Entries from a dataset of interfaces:
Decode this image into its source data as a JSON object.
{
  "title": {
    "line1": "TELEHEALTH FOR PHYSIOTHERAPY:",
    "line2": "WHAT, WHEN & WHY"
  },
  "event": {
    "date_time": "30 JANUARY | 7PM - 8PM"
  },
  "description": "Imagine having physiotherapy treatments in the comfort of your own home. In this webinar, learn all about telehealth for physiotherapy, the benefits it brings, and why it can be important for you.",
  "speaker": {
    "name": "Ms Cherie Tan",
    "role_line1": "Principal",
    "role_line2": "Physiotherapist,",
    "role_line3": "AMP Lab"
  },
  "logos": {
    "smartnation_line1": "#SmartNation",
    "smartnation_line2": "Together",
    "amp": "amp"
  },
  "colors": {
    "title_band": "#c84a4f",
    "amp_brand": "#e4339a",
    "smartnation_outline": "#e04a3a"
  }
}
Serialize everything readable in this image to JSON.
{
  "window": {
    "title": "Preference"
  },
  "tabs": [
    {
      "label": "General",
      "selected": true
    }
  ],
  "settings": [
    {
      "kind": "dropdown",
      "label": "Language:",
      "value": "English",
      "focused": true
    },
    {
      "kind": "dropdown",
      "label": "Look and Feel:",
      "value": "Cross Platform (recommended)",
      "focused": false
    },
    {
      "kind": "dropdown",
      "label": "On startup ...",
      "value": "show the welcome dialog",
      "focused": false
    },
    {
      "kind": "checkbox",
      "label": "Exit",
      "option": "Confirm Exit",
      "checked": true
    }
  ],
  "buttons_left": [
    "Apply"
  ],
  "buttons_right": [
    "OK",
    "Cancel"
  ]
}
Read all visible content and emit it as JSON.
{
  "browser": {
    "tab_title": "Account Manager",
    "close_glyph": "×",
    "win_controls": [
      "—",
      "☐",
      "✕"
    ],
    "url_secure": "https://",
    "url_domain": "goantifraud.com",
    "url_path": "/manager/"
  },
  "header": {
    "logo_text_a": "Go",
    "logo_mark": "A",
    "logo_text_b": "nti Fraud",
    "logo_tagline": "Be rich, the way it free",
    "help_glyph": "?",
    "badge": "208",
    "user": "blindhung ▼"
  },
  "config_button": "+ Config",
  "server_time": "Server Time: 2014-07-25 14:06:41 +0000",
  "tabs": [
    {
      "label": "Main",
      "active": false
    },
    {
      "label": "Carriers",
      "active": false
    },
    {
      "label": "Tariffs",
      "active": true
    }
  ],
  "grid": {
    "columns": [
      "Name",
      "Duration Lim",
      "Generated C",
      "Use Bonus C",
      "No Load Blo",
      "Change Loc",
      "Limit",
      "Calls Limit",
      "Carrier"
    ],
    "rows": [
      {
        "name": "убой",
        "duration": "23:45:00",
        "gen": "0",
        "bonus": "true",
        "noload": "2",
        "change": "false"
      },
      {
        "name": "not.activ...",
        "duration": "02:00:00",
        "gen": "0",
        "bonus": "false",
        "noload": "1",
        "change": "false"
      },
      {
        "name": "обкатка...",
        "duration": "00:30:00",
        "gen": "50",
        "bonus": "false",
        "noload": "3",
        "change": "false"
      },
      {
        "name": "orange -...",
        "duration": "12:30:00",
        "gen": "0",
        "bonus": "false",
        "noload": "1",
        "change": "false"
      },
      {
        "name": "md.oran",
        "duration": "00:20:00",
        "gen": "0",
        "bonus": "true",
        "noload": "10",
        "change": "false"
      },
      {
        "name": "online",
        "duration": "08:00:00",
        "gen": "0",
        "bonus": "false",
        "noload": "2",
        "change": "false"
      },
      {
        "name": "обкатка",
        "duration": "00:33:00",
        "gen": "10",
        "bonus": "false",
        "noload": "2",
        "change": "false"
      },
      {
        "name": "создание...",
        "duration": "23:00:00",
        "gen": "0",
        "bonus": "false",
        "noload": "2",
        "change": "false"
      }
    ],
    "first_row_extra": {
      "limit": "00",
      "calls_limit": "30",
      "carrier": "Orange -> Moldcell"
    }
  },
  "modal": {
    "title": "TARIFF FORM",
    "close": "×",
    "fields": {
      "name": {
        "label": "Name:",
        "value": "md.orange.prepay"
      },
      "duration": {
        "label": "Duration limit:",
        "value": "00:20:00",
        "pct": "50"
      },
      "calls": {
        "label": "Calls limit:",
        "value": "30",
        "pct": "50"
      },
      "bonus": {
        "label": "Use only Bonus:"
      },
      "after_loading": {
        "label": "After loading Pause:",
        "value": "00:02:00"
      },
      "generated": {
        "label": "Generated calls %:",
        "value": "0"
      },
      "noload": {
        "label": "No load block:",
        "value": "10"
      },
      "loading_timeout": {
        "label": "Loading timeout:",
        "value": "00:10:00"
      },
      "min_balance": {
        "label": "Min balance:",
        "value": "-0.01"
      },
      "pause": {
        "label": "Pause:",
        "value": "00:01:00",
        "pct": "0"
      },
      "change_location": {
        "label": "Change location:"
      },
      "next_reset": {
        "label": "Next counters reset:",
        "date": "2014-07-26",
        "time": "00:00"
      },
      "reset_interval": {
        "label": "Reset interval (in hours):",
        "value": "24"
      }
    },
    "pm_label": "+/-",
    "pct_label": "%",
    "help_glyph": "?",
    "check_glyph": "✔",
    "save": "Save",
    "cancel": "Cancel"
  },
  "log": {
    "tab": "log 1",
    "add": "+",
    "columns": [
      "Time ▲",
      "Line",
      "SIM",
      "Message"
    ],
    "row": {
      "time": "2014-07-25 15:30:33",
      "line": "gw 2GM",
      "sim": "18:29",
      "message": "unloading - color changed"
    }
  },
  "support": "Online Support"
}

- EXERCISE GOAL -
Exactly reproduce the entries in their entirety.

- WRITTEN SOLUTION -
Decode this image into its source data as a JSON object.
{
  "title": {
    "line1": "TELEHEALTH FOR PHYSIOTHERAPY:",
    "line2": "WHAT, WHEN & WHY"
  },
  "event": {
    "date_time": "30 JANUARY | 7PM - 8PM"
  },
  "description": "Imagine having physiotherapy treatments in the comfort of your own home. In this webinar, learn all about telehealth for physiotherapy, the benefits it brings, and why it can be important for you.",
  "speaker": {
    "name": "Ms Cherie Tan",
    "role_line1": "Principal",
    "role_line2": "Physiotherapist,",
    "role_line3": "AMP Lab"
  },
  "logos": {
    "smartnation_line1": "#SmartNation",
    "smartnation_line2": "Together",
    "amp": "amp"
  },
  "colors": {
    "title_band": "#c84a4f",
    "amp_brand": "#e4339a",
    "smartnation_outline": "#e04a3a"
  }
}
Serialize everything readable in this image to JSON.
{
  "window": {
    "title": "Preference"
  },
  "tabs": [
    {
      "label": "General",
      "selected": true
    }
  ],
  "settings": [
    {
      "kind": "dropdown",
      "label": "Language:",
      "value": "English",
      "focused": true
    },
    {
      "kind": "dropdown",
      "label": "Look and Feel:",
      "value": "Cross Platform (recommended)",
      "focused": false
    },
    {
      "kind": "dropdown",
      "label": "On startup ...",
      "value": "show the welcome dialog",
      "focused": false
    },
    {
      "kind": "checkbox",
      "label": "Exit",
      "option": "Confirm Exit",
      "checked": true
    }
  ],
  "buttons_left": [
    "Apply"
  ],
  "buttons_right": [
    "OK",
    "Cancel"
  ]
}
Read all visible content and emit it as JSON.
{
  "browser": {
    "tab_title": "Account Manager",
    "close_glyph": "×",
    "win_controls": [
      "—",
      "☐",
      "✕"
    ],
    "url_secure": "https://",
    "url_domain": "goantifraud.com",
    "url_path": "/manager/"
  },
  "header": {
    "logo_text_a": "Go",
    "logo_mark": "A",
    "logo_text_b": "nti Fraud",
    "logo_tagline": "Be rich, the way it free",
    "help_glyph": "?",
    "badge": "208",
    "user": "blindhung ▼"
  },
  "config_button": "+ Config",
  "server_time": "Server Time: 2014-07-25 14:06:41 +0000",
  "tabs": [
    {
      "label": "Main",
      "active": false
    },
    {
      "label": "Carriers",
      "active": false
    },
    {
      "label": "Tariffs",
      "active": true
    }
  ],
  "grid": {
    "columns": [
      "Name",
      "Duration Lim",
      "Generated C",
      "Use Bonus C",
      "No Load Blo",
      "Change Loc",
      "Limit",
      "Calls Limit",
      "Carrier"
    ],
    "rows": [
      {
        "name": "убой",
        "duration": "23:45:00",
        "gen": "0",
        "bonus": "true",
        "noload": "2",
        "change": "false"
      },
      {
        "name": "not.activ...",
        "duration": "02:00:00",
        "gen": "0",
        "bonus": "false",
        "noload": "1",
        "change": "false"
      },
      {
        "name": "обкатка...",
        "duration": "00:30:00",
        "gen": "50",
        "bonus": "false",
        "noload": "3",
        "change": "false"
      },
      {
        "name": "orange -...",
        "duration": "12:30:00",
        "gen": "0",
        "bonus": "false",
        "noload": "1",
        "change": "false"
      },
      {
        "name": "md.oran",
        "duration": "00:20:00",
        "gen": "0",
        "bonus": "true",
        "noload": "10",
        "change": "false"
      },
      {
        "name": "online",
        "duration": "08:00:00",
        "gen": "0",
        "bonus": "false",
        "noload": "2",
        "change": "false"
      },
      {
        "name": "обкатка",
        "duration": "00:33:00",
        "gen": "10",
        "bonus": "false",
        "noload": "2",
        "change": "false"
      },
      {
        "name": "создание...",
        "duration": "23:00:00",
        "gen": "0",
        "bonus": "false",
        "noload": "2",
        "change": "false"
      }
    ],
    "first_row_extra": {
      "limit": "00",
      "calls_limit": "30",
      "carrier": "Orange -> Moldcell"
    }
  },
  "modal": {
    "title": "TARIFF FORM",
    "close": "×",
    "fields": {
      "name": {
        "label": "Name:",
        "value": "md.orange.prepay"
      },
      "duration": {
        "label": "Duration limit:",
        "value": "00:20:00",
        "pct": "50"
      },
      "calls": {
        "label": "Calls limit:",
        "value": "30",
        "pct": "50"
      },
      "bonus": {
        "label": "Use only Bonus:"
      },
      "after_loading": {
        "label": "After loading Pause:",
        "value": "00:02:00"
      },
      "generated": {
        "label": "Generated calls %:",
        "value": "0"
      },
      "noload": {
        "label": "No load block:",
        "value": "10"
      },
      "loading_timeout": {
        "label": "Loading timeout:",
        "value": "00:10:00"
      },
      "min_balance": {
        "label": "Min balance:",
        "value": "-0.01"
      },
      "pause": {
        "label": "Pause:",
        "value": "00:01:00",
        "pct": "0"
      },
      "change_location": {
        "label": "Change location:"
      },
      "next_reset": {
        "label": "Next counters reset:",
        "date": "2014-07-26",
        "time": "00:00"
      },
      "reset_interval": {
        "label": "Reset interval (in hours):",
        "value": "24"
      }
    },
    "pm_label": "+/-",
    "pct_label": "%",
    "help_glyph": "?",
    "check_glyph": "✔",
    "save": "Save",
    "cancel": "Cancel"
  },
  "log": {
    "tab": "log 1",
    "add": "+",
    "columns": [
      "Time ▲",
      "Line",
      "SIM",
      "Message"
    ],
    "row": {
      "time": "2014-07-25 15:30:33",
      "line": "gw 2GM",
      "sim": "18:29",
      "message": "unloading - color changed"
    }
  },
  "support": "Online Support"
}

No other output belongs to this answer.